invisible_shark
Ronald Hole / NOAA

The splendid lantern shark has three incredibly cool features. First, it’s called “the splendid lantern shark,” which is rad. I am going to start putting “the splendid” in front of my name when I introduce myself to people, too. Second, it can glow in the dark. Third, it can freakin’ turn itself invisible.

OK, the fish’s cloaking device is not effective enough to hide it from Voldemort. But Voldemort doesn’t exist, whereas the lantern shark’s invisibility powers? Totally reality. The fish has a special kind of cells called photophores that allow it to create light. Some of these cells are on its belly, and the shark uses them to mimic the sunlight that filters down into its deep ocean habitat.

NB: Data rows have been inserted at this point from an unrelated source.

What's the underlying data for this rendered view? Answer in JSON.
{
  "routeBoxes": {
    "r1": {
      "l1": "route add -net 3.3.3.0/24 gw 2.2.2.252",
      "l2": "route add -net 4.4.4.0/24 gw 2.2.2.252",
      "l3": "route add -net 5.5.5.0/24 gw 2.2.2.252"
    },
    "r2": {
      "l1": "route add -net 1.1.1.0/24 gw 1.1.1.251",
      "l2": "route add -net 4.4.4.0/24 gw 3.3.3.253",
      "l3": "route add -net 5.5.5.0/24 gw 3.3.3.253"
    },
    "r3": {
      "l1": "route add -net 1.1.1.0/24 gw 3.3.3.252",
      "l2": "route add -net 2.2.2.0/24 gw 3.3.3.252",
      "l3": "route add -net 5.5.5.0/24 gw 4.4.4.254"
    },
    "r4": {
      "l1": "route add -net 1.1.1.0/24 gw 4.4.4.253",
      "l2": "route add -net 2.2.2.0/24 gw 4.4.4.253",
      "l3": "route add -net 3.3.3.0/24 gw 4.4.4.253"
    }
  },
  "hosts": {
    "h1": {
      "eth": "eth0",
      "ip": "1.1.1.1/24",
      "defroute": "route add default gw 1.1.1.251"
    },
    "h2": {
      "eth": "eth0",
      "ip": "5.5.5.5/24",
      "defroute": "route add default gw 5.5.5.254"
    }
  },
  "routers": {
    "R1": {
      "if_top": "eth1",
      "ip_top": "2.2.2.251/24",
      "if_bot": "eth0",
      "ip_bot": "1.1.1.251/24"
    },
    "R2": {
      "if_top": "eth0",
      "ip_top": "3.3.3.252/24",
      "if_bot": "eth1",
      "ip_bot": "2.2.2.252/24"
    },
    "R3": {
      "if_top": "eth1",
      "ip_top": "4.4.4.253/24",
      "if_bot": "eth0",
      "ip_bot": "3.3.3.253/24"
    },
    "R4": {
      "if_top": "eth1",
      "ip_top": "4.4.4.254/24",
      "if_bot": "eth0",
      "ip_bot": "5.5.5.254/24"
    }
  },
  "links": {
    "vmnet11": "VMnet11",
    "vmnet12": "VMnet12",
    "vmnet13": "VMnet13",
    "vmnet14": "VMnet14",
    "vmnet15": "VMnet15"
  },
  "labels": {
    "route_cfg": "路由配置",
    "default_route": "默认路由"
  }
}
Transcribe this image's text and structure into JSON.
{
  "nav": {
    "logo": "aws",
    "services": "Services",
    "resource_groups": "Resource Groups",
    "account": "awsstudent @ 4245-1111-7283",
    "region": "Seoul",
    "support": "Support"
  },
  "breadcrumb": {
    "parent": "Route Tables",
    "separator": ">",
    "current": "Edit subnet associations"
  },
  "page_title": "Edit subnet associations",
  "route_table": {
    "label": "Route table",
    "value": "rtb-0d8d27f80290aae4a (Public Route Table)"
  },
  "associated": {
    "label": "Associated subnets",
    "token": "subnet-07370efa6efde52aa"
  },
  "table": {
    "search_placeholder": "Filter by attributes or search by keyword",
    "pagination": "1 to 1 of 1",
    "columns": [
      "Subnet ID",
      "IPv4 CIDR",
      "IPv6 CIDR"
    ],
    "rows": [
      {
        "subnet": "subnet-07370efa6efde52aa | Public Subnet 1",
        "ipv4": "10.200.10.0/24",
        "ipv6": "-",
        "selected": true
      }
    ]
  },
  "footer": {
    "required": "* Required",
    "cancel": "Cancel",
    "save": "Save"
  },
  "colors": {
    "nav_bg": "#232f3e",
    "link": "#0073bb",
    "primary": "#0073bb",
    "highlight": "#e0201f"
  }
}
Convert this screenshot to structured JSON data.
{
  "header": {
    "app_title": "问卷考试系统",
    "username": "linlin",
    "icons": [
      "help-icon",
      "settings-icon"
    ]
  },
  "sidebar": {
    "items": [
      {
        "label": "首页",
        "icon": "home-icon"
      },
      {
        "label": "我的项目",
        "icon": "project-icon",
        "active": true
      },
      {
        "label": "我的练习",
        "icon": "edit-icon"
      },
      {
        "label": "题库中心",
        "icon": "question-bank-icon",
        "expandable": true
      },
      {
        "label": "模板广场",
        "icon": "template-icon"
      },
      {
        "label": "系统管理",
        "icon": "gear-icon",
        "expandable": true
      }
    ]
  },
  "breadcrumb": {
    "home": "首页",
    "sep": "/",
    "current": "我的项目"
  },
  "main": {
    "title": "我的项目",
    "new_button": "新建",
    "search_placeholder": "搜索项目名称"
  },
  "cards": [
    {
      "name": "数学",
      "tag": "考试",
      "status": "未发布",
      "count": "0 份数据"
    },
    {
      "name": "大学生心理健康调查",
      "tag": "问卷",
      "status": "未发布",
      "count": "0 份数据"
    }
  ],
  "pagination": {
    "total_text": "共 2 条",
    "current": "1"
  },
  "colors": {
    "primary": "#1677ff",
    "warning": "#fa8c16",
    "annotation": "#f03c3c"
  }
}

If a predator is looking up from the ocean depths, normally it would see the dark outline of a tasty fish. But when the splendid lantern shark turns on its belly lights, its outline disappears. If that’s not splendid, we don’t know what is.